Commitment & accountability on teams
Every leader wants committed workers on their teams and those who understand how they are accountable for achieving results. However, often little attention is given as to how to obtain team commitment and encourage individual and team accountability. As Keith Ferrazzi wrote in A New Social Contract for Teams, “In focusing so heavily on what it means to be a great leader, companies have often lost sight of what it means to be a great team.”
What do we mean by commitment?
There is commitment to the team as a whole and to each other member. This requires clarity around decisions, offering feedback to each other, and moving forward with complete buy-in. Commitment does not mean that consensus is always necessary. It’s possible for team members to disagree on a decision and yet commit to it. As The Five Behaviors® Team Development states: “Great teams understand that they must be able to commit even when the outcome is uncertain and not everyone initially agrees.”
What do we mean by accountability?
Accountability is a habit you want team members to develop and share. Colleagues who can call their peers on performance or behaviors that might hurt the team show accountability. Those who don’t show generous, caring, trusting, and supportive behaviors are not showing accountability, but are rather being bullies or working only toward their own goals.
Team members who have high levels of accountability don’t just get their own work done, they are engaged with all the work of the team and try to keep the team’s energy high and outlook positive. They help each other succeed through feedback, assistance, coaching, positive recognition, and other supportive behaviors.
Signs of teams that lack commitment and accountability
If teams struggle with commitment and accountability, you might notice
- resentment among team members who have different standards of performance
- mediocre and uninspired performance
- confusion about direction and priorities
- missed opportunities due to excessive analysis or unnecessary delay
- repeated discussions about the same decisions or procedures
- second-guessing among team members
- dispirited and disinterested team members
- missed deadlines and deliverables
- excessive reliance on bureaucratic procedures and hierarchical structures
How do you grow a team’s commitment and accountability levels?
Before you know what changes need to be made, you need to assess where your team is now. We recommend using an assessment like The Five Behaviors Team Development. If you discover that the team lacks trust, then that is where the team needs to work before tackling issues of commitment and accountability. Team members have difficulty holding each other accountable if they don’t feel safe in the group. If the team is ready to tackle these two issues, an assessment will give them some language for discussions and tips for productive actions. The assessment might become the basis for a new set of norms, mores, or a social contract they want to establish.
The team commits as a group to the behaviors they want to prioritize and encourage. These should be behaviors that will have the biggest impact on the team’s performance. Keep this number small and return to it later to enlarge or alter the list.
Problem-solve together. Addressing problems as a team will give everyone practice using the behaviors they want to promote. Problems can include those the team has working together and those around achieving the results they have committed to. It can involve shifting the team’s priorities, finding ways to meet competing demands, or adapting to new needs of teammates.

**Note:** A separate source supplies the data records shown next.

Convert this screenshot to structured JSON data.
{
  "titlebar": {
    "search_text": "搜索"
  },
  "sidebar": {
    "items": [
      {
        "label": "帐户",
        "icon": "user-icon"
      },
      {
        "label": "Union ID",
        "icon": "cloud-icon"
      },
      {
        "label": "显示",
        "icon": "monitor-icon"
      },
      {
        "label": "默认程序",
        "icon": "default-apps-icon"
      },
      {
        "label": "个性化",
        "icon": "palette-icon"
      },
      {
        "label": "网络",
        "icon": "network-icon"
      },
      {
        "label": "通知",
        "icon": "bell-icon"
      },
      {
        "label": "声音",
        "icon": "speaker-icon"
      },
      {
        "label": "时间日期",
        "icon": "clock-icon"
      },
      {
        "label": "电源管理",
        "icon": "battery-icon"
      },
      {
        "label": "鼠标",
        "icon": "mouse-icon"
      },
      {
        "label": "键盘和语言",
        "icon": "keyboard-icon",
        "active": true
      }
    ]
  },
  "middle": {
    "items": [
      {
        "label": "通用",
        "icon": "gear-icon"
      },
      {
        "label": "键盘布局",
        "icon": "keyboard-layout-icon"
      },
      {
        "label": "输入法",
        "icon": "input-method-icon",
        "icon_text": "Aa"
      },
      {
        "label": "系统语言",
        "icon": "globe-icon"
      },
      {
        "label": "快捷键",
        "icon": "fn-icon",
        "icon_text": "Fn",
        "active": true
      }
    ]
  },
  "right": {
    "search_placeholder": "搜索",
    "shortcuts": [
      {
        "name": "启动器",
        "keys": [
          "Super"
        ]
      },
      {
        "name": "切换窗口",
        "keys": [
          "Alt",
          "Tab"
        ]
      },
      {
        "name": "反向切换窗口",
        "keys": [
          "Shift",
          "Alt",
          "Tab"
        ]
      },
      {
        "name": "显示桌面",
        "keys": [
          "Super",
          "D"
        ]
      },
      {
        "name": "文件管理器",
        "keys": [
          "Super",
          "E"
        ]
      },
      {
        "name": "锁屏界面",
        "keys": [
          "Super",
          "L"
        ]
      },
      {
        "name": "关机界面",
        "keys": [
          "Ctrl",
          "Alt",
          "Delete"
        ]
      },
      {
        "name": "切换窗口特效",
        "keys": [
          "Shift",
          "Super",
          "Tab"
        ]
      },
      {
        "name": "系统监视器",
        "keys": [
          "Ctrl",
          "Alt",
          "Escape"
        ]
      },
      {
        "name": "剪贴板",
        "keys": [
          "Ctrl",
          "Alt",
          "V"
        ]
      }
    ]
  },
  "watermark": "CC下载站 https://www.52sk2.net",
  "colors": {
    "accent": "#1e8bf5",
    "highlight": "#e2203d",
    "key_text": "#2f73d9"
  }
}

Here’s an activity for teams to try. Create a document for one of their projects with three columns. One column is for challenges or struggles, one for innovations or achievements, and one for offers of help. Keeping their end goals in mind, team members can look for areas where they can individually and collectively make a difference on the project, share their individual challenges and achievements so far, get feedback, and then make new commitments or adapt those previously made.
Practice giving feedback. Some teams are great at building each other up, but have a hard time giving tough feedback. Other teams forget that positive feedback is important, too.
A two-round feedback activity can be helpful. During round one, everyone offers something they appreciate, admire, or want to celebrate about each teammate. In the second round, they offer one thing they’d like more of or less of from each teammate. Afterward, people can offer to coach each other or make commitments to different behaviors.
You’ll know the team has made progress if you start seeing these outcomes:
- Team members admit their mistakes and are willing to ask for and accept help.
- Members are meeting their goals and commitments.
- Members show less stress when holding a teammate accountable or when being held accountable themselves.
- Meetings have clear and specific resolutions and calls to action.
- Team members support group decisions even if they initially disagree.
- Team priorities are clear, even if they shift from time to time.
- Difficult conversations aren’t avoided.
- Members forget just who had the great idea or who made an error, and instead focus on their group’s achievements and share the wins.
- There is an increased sense of being part of a team and pride in their accomplishments as a team.
- Conflicts on the team feel less tense and more like finding the best path forward.
- Members care more about each other and enjoy their work more.
Focusing on how a team works together is as important as what the team does. Building cohesive teams that meet their commitments and hold themselves accountable will lead to positive team results.
Focusing on how a team works together is as important as what the team does.